Intel’s Thunderbolt 4 standard looks to raise the bar for USB-C devices

Intel has announced the details for its upcoming Thunderbolt 4 connection standard, which will be built on top of the also forthcoming USB4 specification.

The new spec isn’t technically faster from a maximum speed perspective — like Thunderbolt 3, Thunderbolt 4 will support a maximum speed of up to 40 Gbps. But Intel is making other improvements with the new standard, adding high video and data requirements and support for multi-port hubs.

Thunderbolt 4 computers will have to support either two 4K displays or one 8K display, along with PCIe data transfer speeds of up to 32 Gbps — all double the previous minimum requirements from Thunderbolt 3. The new standard will also enable Thunderbolt 4 docks and monitors with up to four Thunderbolt 4 ports, up from the two-port maximum Thunderbolt 3 devices could offer. New Thunderbolt 4 computers and cables will be compatible with Thunderbolt 3 cables and accessories, too.

Intel is also adding stricter hardware requirements that should make it more enjoyable to use Thunderbolt 4 laptops. With the new standard, manufacturers of “thin and light” laptops that need less than 100W of power to charge will be required to offer Thunderbolt 4-based USB-C charging on at least one port, and Thunderbolt 4 laptops are required to be able to be woken up from sleep mode through a keyboard or mouse connected through a Thunderbolt dock.

The improved specifications come as the USB Implementers Forum (USB-IF) gears up to launch the standard USB4 specification, which promises to bring many of the benefits of Intel’s previously existing Thunderbolt 3 standard (like a 40 Gbps transfer speed and better external display support) to an open standard that won’t charge licensing fees.

Intel’s argument with Thunderbolt 4 looks to answer that by offering features beyond regular USB4 (much as the company had previously done with Thunderbolt 3), and a promise that unlike the fragmented world of standard USB-C cables and accessories, everything with a Thunderbolt port works exactly as you’d expect, with no complexity or confusion. (The downside, of course, is that Thunderbolt cables and accessories cost far more than regular USB-C devices due to those higher hardware requirements.)

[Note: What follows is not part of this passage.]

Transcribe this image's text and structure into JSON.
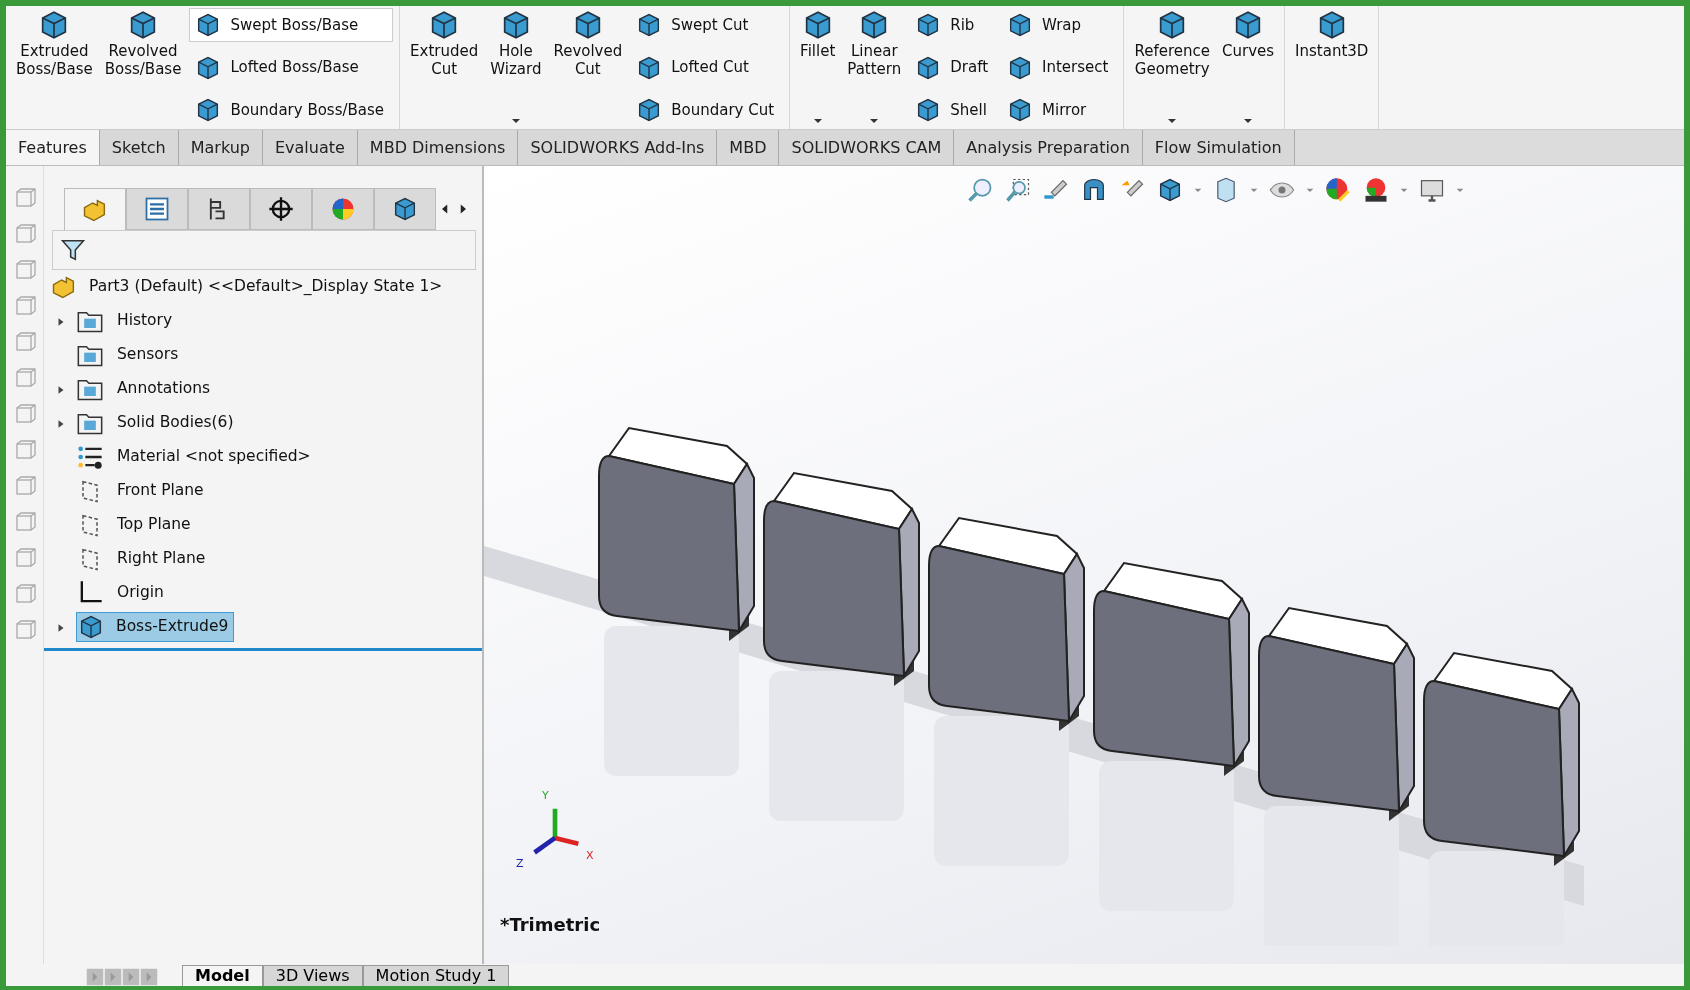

The first computers and accessories with Thunderbolt 4 ports are expected to launch later this year, starting with Intel’s upcoming 11th Gen Tiger Lake processors.